Rise of the Trematodes
As the warming planet continues to cause sea levels to rise, new research suggests rising seas eventually could prove detrimental to human health. John Huntley, an assistant professor of paleobiology in the department of geological sciences at MU, has just published his first paper stemming from research he conducted as a senior visiting fellow of the Institute for Advanced Studies at the University of Bologna, Italy, last summer.
Huntley and colleagues from the University of Bologna and the University of Florida examined core samples taken from the Po River plain in Italy to analyze traces made by parasitic flatworms (trematodes) on the shells of clams and other bivalves. Huntley is studying how those interactions changed through sea-level cycles. He says an interesting finding from previous research projects in Italy and China is that the prevalence of these parasites increased dramatically during sea-level rise. On his most recent trip to Italy, Huntley discovered a connection between sea-level rise and trematode prevalence on a much shorter time scale than previous findings, which documented the changes over thousands of years. His latest research documented this connection on a centennial scale, with pulses of sea-level rise occurring approximately every hundred years, resulting in a corresponding increase in parasitic flatworms.
“What we see in our research is this is happening on a centennial scale—the same could be happening within the time frame of our grandchildren,” Huntley says. “What concerns me is that these environments are going to continue to change in similar and accelerated ways, but we don’t know if the increase in trematode prevalence is due to changes in temperature or nutrient availability or increased habitat area, and there are related parasites that live in freshwater settings.” Huntley says that poses a concern because freshwater habitats are home to the snail hosts of schistisomes, also known as blood flukes, which infect and kill a million people each year globally due to complications from schistosomiasis—the second most prevalent tropical disease in the world behind malaria.
Huntley says his research has found parasitic intrusions linked to sea-level rise in marine settings and now in lagoonal settings, so he believes the same mechanisms may be in play in freshwater settings.
“It could apply to freshwater settings, and as ecosystems on the coasts break down, that’s important because these lagoonal settings are nurseries for a lot of the big fish that come in from the ocean to reproduce and then return to the ocean,” Huntley says. “The health of those ecosystems is important for people who like to eat fish and shellfish, but human disease could change as well.”
Huntley says his National Science Foundation CAREER grant will fund the work of two doctoral students he will supervise this fall, who will continue and expand his research in Italy. The CAREER grant also is funding one of Huntley’s master’s students, who is continuing to conduct research on parasitic traces on shells in China. Huntley says he will use trace element concentrations to serve as proxies for water temperature, nutrient availability, and salinity, and then compare how those proxies line up with the trematode prevalence they have documented. Still, Huntley says it remains a mystery why trematode prevalence increases as sea levels rise, but the consequences could be dramatic.
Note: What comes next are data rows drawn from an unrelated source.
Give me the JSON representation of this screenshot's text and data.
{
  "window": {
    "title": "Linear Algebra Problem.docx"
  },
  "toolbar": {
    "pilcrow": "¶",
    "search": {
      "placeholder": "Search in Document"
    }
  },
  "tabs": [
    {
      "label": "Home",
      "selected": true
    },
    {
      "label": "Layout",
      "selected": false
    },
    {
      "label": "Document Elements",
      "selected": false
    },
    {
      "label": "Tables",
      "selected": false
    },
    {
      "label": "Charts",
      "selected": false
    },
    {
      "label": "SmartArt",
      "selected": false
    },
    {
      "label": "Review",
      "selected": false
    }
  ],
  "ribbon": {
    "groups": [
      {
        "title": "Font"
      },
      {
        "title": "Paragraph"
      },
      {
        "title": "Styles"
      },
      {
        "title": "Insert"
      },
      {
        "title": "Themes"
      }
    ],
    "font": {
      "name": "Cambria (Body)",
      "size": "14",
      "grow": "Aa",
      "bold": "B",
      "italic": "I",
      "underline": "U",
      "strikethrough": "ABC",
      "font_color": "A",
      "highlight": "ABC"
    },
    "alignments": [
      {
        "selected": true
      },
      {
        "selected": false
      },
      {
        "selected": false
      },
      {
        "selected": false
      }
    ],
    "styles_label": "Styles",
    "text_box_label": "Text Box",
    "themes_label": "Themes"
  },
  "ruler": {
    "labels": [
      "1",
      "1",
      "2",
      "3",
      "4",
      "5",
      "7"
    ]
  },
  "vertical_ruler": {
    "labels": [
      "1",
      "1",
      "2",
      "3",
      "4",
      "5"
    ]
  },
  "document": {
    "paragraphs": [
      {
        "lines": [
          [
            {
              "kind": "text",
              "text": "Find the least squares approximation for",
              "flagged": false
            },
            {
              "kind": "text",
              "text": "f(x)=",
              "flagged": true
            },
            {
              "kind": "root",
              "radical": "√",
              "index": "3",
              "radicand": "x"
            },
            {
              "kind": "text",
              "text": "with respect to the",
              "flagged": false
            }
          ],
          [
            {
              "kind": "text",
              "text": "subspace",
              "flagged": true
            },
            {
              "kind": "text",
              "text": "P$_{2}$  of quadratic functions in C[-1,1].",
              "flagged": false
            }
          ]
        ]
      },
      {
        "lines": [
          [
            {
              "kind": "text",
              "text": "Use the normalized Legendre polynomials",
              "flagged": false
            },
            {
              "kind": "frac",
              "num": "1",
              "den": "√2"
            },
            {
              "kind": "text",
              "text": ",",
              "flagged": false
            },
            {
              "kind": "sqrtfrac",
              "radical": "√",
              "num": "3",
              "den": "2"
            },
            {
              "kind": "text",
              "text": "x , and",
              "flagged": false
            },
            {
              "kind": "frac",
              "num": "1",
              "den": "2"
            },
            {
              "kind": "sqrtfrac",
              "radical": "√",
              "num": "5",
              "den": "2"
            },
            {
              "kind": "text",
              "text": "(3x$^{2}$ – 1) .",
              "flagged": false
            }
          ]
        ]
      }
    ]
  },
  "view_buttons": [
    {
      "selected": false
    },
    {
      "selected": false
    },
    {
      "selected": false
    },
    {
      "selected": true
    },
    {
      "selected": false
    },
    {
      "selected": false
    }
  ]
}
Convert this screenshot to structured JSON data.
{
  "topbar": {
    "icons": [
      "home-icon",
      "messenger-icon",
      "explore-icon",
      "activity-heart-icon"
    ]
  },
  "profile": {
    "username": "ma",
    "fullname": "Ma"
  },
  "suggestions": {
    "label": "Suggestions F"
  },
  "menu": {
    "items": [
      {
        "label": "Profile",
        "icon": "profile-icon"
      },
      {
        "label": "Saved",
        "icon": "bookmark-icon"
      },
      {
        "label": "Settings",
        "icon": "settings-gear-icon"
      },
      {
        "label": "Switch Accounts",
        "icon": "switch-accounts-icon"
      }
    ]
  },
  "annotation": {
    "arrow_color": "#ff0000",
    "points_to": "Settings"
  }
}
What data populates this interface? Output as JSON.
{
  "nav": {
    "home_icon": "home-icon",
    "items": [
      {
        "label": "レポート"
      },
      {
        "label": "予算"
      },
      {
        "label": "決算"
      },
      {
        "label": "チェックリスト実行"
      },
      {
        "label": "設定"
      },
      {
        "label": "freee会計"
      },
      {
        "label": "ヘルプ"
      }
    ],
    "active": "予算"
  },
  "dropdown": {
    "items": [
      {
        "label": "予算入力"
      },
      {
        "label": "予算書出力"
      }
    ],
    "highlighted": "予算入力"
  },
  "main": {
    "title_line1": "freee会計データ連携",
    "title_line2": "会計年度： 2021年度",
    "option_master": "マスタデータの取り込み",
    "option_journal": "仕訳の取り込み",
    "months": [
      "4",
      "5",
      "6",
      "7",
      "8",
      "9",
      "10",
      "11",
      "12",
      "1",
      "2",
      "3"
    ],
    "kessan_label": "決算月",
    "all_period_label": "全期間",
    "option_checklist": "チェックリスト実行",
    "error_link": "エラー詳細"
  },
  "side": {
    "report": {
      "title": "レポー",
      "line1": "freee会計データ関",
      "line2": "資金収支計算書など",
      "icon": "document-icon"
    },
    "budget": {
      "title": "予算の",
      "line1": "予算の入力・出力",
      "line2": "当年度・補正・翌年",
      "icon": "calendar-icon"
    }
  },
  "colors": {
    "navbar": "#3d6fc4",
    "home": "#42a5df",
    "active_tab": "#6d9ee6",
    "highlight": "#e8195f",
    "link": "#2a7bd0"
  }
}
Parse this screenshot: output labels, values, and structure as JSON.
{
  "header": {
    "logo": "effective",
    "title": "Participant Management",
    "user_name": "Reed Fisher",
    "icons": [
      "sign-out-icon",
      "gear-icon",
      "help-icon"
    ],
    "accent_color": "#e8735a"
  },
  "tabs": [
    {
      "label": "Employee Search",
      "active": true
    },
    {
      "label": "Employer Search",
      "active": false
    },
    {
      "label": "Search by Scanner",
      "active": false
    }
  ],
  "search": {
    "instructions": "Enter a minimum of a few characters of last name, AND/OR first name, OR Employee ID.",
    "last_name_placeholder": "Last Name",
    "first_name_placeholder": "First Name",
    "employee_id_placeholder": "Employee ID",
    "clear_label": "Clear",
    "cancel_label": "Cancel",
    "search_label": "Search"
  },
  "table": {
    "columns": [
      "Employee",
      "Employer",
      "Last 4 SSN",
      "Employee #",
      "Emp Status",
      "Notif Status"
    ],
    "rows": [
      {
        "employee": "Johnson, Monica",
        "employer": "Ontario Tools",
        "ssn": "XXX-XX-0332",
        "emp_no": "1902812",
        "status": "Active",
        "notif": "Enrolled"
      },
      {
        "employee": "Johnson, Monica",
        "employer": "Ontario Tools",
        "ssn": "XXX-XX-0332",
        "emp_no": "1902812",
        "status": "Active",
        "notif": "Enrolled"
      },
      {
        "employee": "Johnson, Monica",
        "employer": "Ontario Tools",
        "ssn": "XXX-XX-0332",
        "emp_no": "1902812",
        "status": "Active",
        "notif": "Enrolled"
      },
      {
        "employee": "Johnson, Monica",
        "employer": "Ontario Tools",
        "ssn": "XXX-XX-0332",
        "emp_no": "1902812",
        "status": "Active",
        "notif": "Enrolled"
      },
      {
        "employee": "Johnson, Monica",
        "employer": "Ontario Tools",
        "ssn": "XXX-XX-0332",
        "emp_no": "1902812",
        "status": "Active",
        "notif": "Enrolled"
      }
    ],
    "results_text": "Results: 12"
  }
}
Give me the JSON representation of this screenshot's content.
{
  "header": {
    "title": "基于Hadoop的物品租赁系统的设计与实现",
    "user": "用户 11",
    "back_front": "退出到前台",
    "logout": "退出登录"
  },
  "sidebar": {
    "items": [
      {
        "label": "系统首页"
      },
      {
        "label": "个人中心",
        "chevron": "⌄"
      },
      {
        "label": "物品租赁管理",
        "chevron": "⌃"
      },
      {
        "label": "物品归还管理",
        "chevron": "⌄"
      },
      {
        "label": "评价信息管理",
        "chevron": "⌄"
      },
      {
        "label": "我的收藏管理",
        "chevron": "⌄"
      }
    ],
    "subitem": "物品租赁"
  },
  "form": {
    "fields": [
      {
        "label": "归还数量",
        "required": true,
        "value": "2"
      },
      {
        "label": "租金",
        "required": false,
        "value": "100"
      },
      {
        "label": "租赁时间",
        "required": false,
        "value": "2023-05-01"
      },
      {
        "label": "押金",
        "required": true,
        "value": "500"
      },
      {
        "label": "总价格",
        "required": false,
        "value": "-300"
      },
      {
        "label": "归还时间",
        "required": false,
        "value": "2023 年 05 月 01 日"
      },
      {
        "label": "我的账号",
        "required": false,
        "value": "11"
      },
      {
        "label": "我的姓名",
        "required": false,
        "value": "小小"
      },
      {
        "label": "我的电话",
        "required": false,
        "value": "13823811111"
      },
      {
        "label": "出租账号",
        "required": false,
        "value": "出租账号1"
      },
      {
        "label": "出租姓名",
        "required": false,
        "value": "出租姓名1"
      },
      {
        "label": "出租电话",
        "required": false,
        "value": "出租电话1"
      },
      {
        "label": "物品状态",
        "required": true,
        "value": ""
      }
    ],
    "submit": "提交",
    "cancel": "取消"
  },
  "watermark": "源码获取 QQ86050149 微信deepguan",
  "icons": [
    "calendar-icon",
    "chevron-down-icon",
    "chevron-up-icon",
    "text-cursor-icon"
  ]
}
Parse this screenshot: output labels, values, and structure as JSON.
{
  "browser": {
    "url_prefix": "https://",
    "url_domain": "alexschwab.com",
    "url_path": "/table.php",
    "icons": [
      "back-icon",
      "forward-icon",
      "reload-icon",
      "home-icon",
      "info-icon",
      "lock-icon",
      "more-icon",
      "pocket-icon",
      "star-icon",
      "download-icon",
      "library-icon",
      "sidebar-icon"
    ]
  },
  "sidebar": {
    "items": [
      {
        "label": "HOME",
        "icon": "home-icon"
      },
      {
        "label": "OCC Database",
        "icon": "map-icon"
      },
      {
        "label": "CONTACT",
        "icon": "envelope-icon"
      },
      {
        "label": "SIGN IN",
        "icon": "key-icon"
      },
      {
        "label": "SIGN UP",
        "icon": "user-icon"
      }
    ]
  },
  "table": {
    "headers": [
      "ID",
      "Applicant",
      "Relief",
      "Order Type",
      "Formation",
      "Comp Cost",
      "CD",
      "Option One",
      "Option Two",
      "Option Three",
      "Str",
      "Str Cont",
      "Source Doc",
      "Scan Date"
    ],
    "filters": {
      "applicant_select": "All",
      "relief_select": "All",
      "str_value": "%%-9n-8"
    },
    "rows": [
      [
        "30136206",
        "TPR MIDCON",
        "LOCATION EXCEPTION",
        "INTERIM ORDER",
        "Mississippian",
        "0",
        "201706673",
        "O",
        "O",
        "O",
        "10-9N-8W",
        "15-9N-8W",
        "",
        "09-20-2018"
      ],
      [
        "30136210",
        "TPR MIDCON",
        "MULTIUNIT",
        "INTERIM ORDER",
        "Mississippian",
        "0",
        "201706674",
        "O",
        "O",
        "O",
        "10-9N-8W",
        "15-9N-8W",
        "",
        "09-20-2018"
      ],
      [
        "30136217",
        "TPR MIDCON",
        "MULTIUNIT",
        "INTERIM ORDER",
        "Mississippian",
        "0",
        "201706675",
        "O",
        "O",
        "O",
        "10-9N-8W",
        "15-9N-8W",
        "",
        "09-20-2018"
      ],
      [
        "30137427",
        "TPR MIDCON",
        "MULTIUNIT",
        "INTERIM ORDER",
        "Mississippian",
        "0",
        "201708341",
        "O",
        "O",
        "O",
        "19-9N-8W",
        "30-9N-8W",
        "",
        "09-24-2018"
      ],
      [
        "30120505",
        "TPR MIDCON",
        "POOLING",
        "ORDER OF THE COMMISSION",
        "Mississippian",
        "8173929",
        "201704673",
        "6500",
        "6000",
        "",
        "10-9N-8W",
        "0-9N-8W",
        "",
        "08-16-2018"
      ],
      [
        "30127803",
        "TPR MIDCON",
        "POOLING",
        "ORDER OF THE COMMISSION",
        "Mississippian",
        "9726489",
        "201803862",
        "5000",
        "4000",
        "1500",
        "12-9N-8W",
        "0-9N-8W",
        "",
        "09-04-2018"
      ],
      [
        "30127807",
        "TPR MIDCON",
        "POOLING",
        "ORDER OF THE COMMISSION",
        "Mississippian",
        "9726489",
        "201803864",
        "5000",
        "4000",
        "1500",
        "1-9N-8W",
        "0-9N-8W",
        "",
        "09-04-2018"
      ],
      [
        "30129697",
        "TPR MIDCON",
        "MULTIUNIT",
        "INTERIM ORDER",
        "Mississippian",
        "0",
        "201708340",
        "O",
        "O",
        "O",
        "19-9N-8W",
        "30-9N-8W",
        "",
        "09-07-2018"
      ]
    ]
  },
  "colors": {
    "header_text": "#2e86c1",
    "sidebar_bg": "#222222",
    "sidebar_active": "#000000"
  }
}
“We know temperature will continue to increase and water depth will continue to increase, we know humans are flushing all sorts of nutrients into coastal waterways, and we know sea-level rise creates new habitats, so with global change continuing into the future, all of those processes will continue as well,” Huntley says.
As those processes continue into the future, Huntley worries about the impact on marine ecosystems, the food chain, and ultimately, human health and well-being.